Bobby Newmark, alias Count Zero, is a computer hacker who knows he is being chased. His deck, which is the equipment used to jack into cyberspace, is stolen, and in the process of trying to track it down and the people who took it for him, he gets thrust into what seems like a war in cyberspace, between his associate's and a computer virus that appears to have taken a life of its own.
Marly Krushkova is a small-time art dealer whose reputation has been ruined by accidentally trying to sell a hoax painting. She is recruited by brilliant, but reclusive, industrialist Josef Virek, who gives her the task of tracking down the creator of mysterious boxes that may hold the key to Virek's future.
I cannot stress enough how awesome this book was. It was a lot smoother of a read than "Neuromancer," but in my mind no less outstanding, and I think possibly better. The characters are great and interesting, especially the mercenary Turner, who turns out to be easily among my favorite characters in sci-fi. Highly recommended to anyone who loves science fiction, but you should probably read "Neuromancer" first.(less)
Not since reading Jack Kerouac's "On the Road" for the first time have I been so struck by a novel. Combining the powerful political narrative of Geor...moreNot since reading Jack Kerouac's "On the Road" for the first time have I been so struck by a novel. Combining the powerful political narrative of George Orwell works, with the often absurdist black comedy of Kurt Vonnegut, Philip K. Dick's "Do Androids Dream of Electric Sheep?" is extraordinarily powerful and interesting for such a short and quick read.
The story is set in a dystopian future, where much of the world has been destroyed during World War Terminus. Androids mix themselves in with the population, and a man named Rick Deckard is a bounty hunter being paid to get rid of them.
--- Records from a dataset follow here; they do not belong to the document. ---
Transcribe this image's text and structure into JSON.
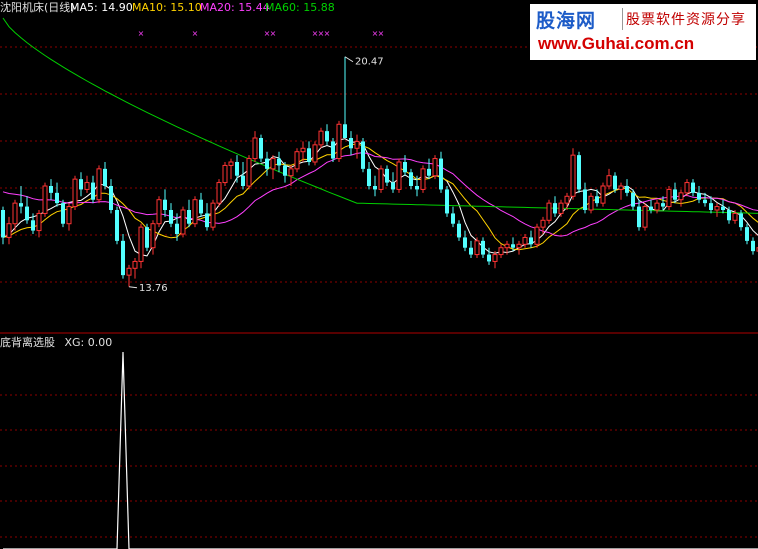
{
  "header": {
    "title": "沈阳机床(日线)",
    "ma5": "MA5: 14.90",
    "ma10": "MA10: 15.10",
    "ma20": "MA20: 15.44",
    "ma60": "MA60: 15.88"
  },
  "indicator": {
    "title": "底背离选股",
    "xg": "XG: 0.00"
  },
  "logo": {
    "name": "股海网",
    "tagline": "股票软件资源分享",
    "url": "www.Guhai.com.cn"
  },
  "colors": {
    "up": "#ff3333",
    "down": "#54ffff",
    "ma5": "#ffffff",
    "ma10": "#ffd200",
    "ma20": "#ff40ff",
    "ma60": "#00d000",
    "grid": "#8b0000",
    "marker": "#ff40ff"
  },
  "chart_data": {
    "type": "candlestick",
    "price_range": [
      12.5,
      21.6
    ],
    "annotations": [
      {
        "label": "20.47",
        "value": 20.47,
        "type": "high"
      },
      {
        "label": "13.76",
        "value": 13.76,
        "type": "low"
      }
    ],
    "candles": [
      [
        16.0,
        16.1,
        15.0,
        15.2
      ],
      [
        15.2,
        15.8,
        15.0,
        15.6
      ],
      [
        15.6,
        16.3,
        15.4,
        16.2
      ],
      [
        16.2,
        16.7,
        15.9,
        16.1
      ],
      [
        16.1,
        16.4,
        15.6,
        15.7
      ],
      [
        15.7,
        15.9,
        15.3,
        15.4
      ],
      [
        15.4,
        16.0,
        15.2,
        15.9
      ],
      [
        15.9,
        16.8,
        15.8,
        16.7
      ],
      [
        16.7,
        16.9,
        16.3,
        16.5
      ],
      [
        16.5,
        16.8,
        16.1,
        16.2
      ],
      [
        16.2,
        16.3,
        15.5,
        15.6
      ],
      [
        15.6,
        16.2,
        15.4,
        16.1
      ],
      [
        16.1,
        17.0,
        16.0,
        16.9
      ],
      [
        16.9,
        17.1,
        16.4,
        16.6
      ],
      [
        16.6,
        17.0,
        16.5,
        16.8
      ],
      [
        16.8,
        17.0,
        16.2,
        16.3
      ],
      [
        16.3,
        17.3,
        16.2,
        17.2
      ],
      [
        17.2,
        17.4,
        16.6,
        16.7
      ],
      [
        16.7,
        16.9,
        15.9,
        16.0
      ],
      [
        16.0,
        16.1,
        15.0,
        15.1
      ],
      [
        15.1,
        15.3,
        14.0,
        14.1
      ],
      [
        14.1,
        14.4,
        13.76,
        14.3
      ],
      [
        14.3,
        14.6,
        14.0,
        14.5
      ],
      [
        14.5,
        15.6,
        14.3,
        15.5
      ],
      [
        15.5,
        15.6,
        14.8,
        14.9
      ],
      [
        14.9,
        15.7,
        14.7,
        15.6
      ],
      [
        15.6,
        16.4,
        15.5,
        16.3
      ],
      [
        16.3,
        16.6,
        15.8,
        16.0
      ],
      [
        16.0,
        16.2,
        15.5,
        15.6
      ],
      [
        15.6,
        15.9,
        15.1,
        15.3
      ],
      [
        15.3,
        16.1,
        15.2,
        16.0
      ],
      [
        16.0,
        16.3,
        15.5,
        15.6
      ],
      [
        15.6,
        16.4,
        15.5,
        16.3
      ],
      [
        16.3,
        16.5,
        15.8,
        15.9
      ],
      [
        15.9,
        16.2,
        15.4,
        15.5
      ],
      [
        15.5,
        16.3,
        15.4,
        16.2
      ],
      [
        16.2,
        16.9,
        16.1,
        16.8
      ],
      [
        16.8,
        17.4,
        16.7,
        17.3
      ],
      [
        17.3,
        17.5,
        16.9,
        17.4
      ],
      [
        17.4,
        17.6,
        16.8,
        17.0
      ],
      [
        17.0,
        17.4,
        16.6,
        16.7
      ],
      [
        16.7,
        17.6,
        16.6,
        17.5
      ],
      [
        17.5,
        18.3,
        17.4,
        18.1
      ],
      [
        18.1,
        18.2,
        17.4,
        17.5
      ],
      [
        17.5,
        17.7,
        17.0,
        17.2
      ],
      [
        17.2,
        17.6,
        16.9,
        17.5
      ],
      [
        17.5,
        17.7,
        17.1,
        17.3
      ],
      [
        17.3,
        17.4,
        16.8,
        17.0
      ],
      [
        17.0,
        17.3,
        16.7,
        17.2
      ],
      [
        17.2,
        17.8,
        17.1,
        17.7
      ],
      [
        17.7,
        18.0,
        17.4,
        17.8
      ],
      [
        17.8,
        18.0,
        17.3,
        17.4
      ],
      [
        17.4,
        18.0,
        17.3,
        17.9
      ],
      [
        17.9,
        18.4,
        17.8,
        18.3
      ],
      [
        18.3,
        18.5,
        17.9,
        18.0
      ],
      [
        18.0,
        18.1,
        17.4,
        17.5
      ],
      [
        17.5,
        18.6,
        17.4,
        18.5
      ],
      [
        18.5,
        20.47,
        18.3,
        18.1
      ],
      [
        18.1,
        18.3,
        17.6,
        17.8
      ],
      [
        17.8,
        18.2,
        17.5,
        18.0
      ],
      [
        18.0,
        18.1,
        17.1,
        17.2
      ],
      [
        17.2,
        17.4,
        16.6,
        16.7
      ],
      [
        16.7,
        17.0,
        16.4,
        16.6
      ],
      [
        16.6,
        17.3,
        16.5,
        17.2
      ],
      [
        17.2,
        17.3,
        16.7,
        16.8
      ],
      [
        16.8,
        17.1,
        16.5,
        16.6
      ],
      [
        16.6,
        17.5,
        16.5,
        17.4
      ],
      [
        17.4,
        17.6,
        17.0,
        17.1
      ],
      [
        17.1,
        17.2,
        16.6,
        16.7
      ],
      [
        16.7,
        17.0,
        16.4,
        16.6
      ],
      [
        16.6,
        17.3,
        16.5,
        17.2
      ],
      [
        17.2,
        17.5,
        16.9,
        17.0
      ],
      [
        17.0,
        17.6,
        16.9,
        17.5
      ],
      [
        17.5,
        17.7,
        16.5,
        16.6
      ],
      [
        16.6,
        16.7,
        15.8,
        15.9
      ],
      [
        15.9,
        16.1,
        15.5,
        15.6
      ],
      [
        15.6,
        15.7,
        15.1,
        15.2
      ],
      [
        15.2,
        15.4,
        14.8,
        14.9
      ],
      [
        14.9,
        15.1,
        14.6,
        14.7
      ],
      [
        14.7,
        15.2,
        14.6,
        15.1
      ],
      [
        15.1,
        15.2,
        14.6,
        14.7
      ],
      [
        14.7,
        14.9,
        14.4,
        14.5
      ],
      [
        14.5,
        14.8,
        14.3,
        14.7
      ],
      [
        14.7,
        15.0,
        14.6,
        14.9
      ],
      [
        14.9,
        15.1,
        14.7,
        15.0
      ],
      [
        15.0,
        15.2,
        14.8,
        14.9
      ],
      [
        14.9,
        15.1,
        14.7,
        15.0
      ],
      [
        15.0,
        15.3,
        14.9,
        15.2
      ],
      [
        15.2,
        15.4,
        14.9,
        15.0
      ],
      [
        15.0,
        15.6,
        14.9,
        15.5
      ],
      [
        15.5,
        15.8,
        15.3,
        15.7
      ],
      [
        15.7,
        16.3,
        15.6,
        16.2
      ],
      [
        16.2,
        16.4,
        15.8,
        15.9
      ],
      [
        15.9,
        16.3,
        15.8,
        16.2
      ],
      [
        16.2,
        16.5,
        16.0,
        16.4
      ],
      [
        16.4,
        17.8,
        16.3,
        17.6
      ],
      [
        17.6,
        17.7,
        16.5,
        16.6
      ],
      [
        16.6,
        16.8,
        15.9,
        16.0
      ],
      [
        16.0,
        16.5,
        15.9,
        16.4
      ],
      [
        16.4,
        16.6,
        16.1,
        16.2
      ],
      [
        16.2,
        16.8,
        16.1,
        16.7
      ],
      [
        16.7,
        17.2,
        16.6,
        17.0
      ],
      [
        17.0,
        17.1,
        16.5,
        16.6
      ],
      [
        16.6,
        16.8,
        16.3,
        16.7
      ],
      [
        16.7,
        16.9,
        16.4,
        16.5
      ],
      [
        16.5,
        16.6,
        16.0,
        16.1
      ],
      [
        16.1,
        16.3,
        15.4,
        15.5
      ],
      [
        15.5,
        16.2,
        15.4,
        16.1
      ],
      [
        16.1,
        16.3,
        15.9,
        16.0
      ],
      [
        16.0,
        16.3,
        15.9,
        16.2
      ],
      [
        16.2,
        16.4,
        16.0,
        16.1
      ],
      [
        16.1,
        16.7,
        16.0,
        16.6
      ],
      [
        16.6,
        16.8,
        16.2,
        16.3
      ],
      [
        16.3,
        16.6,
        16.1,
        16.5
      ],
      [
        16.5,
        16.9,
        16.4,
        16.8
      ],
      [
        16.8,
        16.9,
        16.4,
        16.5
      ],
      [
        16.5,
        16.7,
        16.2,
        16.3
      ],
      [
        16.3,
        16.5,
        16.1,
        16.2
      ],
      [
        16.2,
        16.4,
        15.9,
        16.0
      ],
      [
        16.0,
        16.2,
        15.8,
        16.1
      ],
      [
        16.1,
        16.3,
        15.9,
        16.0
      ],
      [
        16.0,
        16.1,
        15.6,
        15.7
      ],
      [
        15.7,
        16.0,
        15.6,
        15.9
      ],
      [
        15.9,
        16.0,
        15.4,
        15.5
      ],
      [
        15.5,
        15.6,
        15.0,
        15.1
      ],
      [
        15.1,
        15.2,
        14.7,
        14.8
      ],
      [
        14.8,
        15.0,
        14.6,
        14.9
      ],
      [
        14.9,
        15.0,
        14.6,
        14.7
      ],
      [
        14.7,
        14.9,
        14.6,
        14.8
      ],
      [
        14.8,
        15.0,
        14.7,
        14.9
      ],
      [
        14.9,
        15.2,
        14.8,
        15.1
      ],
      [
        15.1,
        15.3,
        14.9,
        15.0
      ]
    ],
    "ma60_from": 16.0,
    "indicator_values": [
      0,
      0,
      0,
      0,
      0,
      0,
      0,
      0,
      0,
      0,
      0,
      0,
      0,
      0,
      0,
      0,
      0,
      0,
      0,
      0,
      1,
      0,
      0,
      0,
      0,
      0,
      0,
      0,
      0,
      0,
      0,
      0,
      0,
      0,
      0,
      0,
      0,
      0,
      0,
      0,
      0,
      0,
      0,
      0,
      0,
      0,
      0,
      0,
      0,
      0,
      0,
      0,
      0,
      0,
      0,
      0,
      0,
      0,
      0,
      0,
      0,
      0,
      0,
      0,
      0,
      0,
      0,
      0,
      0,
      0,
      0,
      0,
      0,
      0,
      0,
      0,
      0,
      0,
      0,
      0,
      0,
      0,
      0,
      0,
      0,
      0,
      0,
      0,
      0,
      0,
      0,
      0,
      0,
      0,
      0,
      0,
      0,
      0,
      0,
      0,
      0,
      0,
      0,
      0,
      0,
      0,
      0,
      0,
      0,
      0,
      0,
      0,
      0,
      0,
      0,
      0,
      0,
      0,
      0,
      0,
      0,
      0,
      0,
      0,
      0,
      0,
      0,
      0,
      0,
      0,
      0,
      0
    ]
  }
}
The primary theme of the novel deals with defining something as human. When does an android get too intelligent to be dealt with as a piece of machinery? This is the question the novel poses, and even in the end it is left up to you to decide for yourself.
There are points where things in the text are hard to follow, but it is well worth the read. It seems like the kind of book that will lend itself to further readings, so I plan to re-read it again quite soon. (less)
A science-fiction novel that wins the Nebula, Philip K. Dick, and Hugo Awards and ends up on Time Magazine's Top 100 Novels list ought to be pretty go...moreA science-fiction novel that wins the Nebula, Philip K. Dick, and Hugo Awards and ends up on Time Magazine's Top 100 Novels list ought to be pretty good. "Neuromancer" is, to say the least, pretty good. Set primarily in a futuristic dystopian Chiba City, Japan, "Neuromancer" tells the story of a washed-up computer hacker named Henry Dorsett Case as he is dragged into a grand evil scheme, along with a talented mercenary called Molly Millions, that his life literally depends on. "Neuromancer" is seen by most as the seminal work in the cyberpunk genre, and it sets all the major precedents of the genre to follow. Its dark and dreary in the vein of Chandler noir, but written frantically in a way that recalls a sort of dystopian Jack Kerouac. Gibson creates some very memoral characters in the aforementioned Case and Molly, along with a Rastafarian shotgun-wielding pilot named Maelcum, a sinister boss in Armitage, and one of the most memorable villains in science fiction, Wintermute. The most interesting part about "Neuromancer" for me is that even in spots where the pace is so quick and drug-addled that you can't know for sure what is going on, its still interesting, and really engaging. As far as science fiction goes, despite its rough going at parts, "Neuromancer" is the cream of the crop, from its pure imagination alone.(less)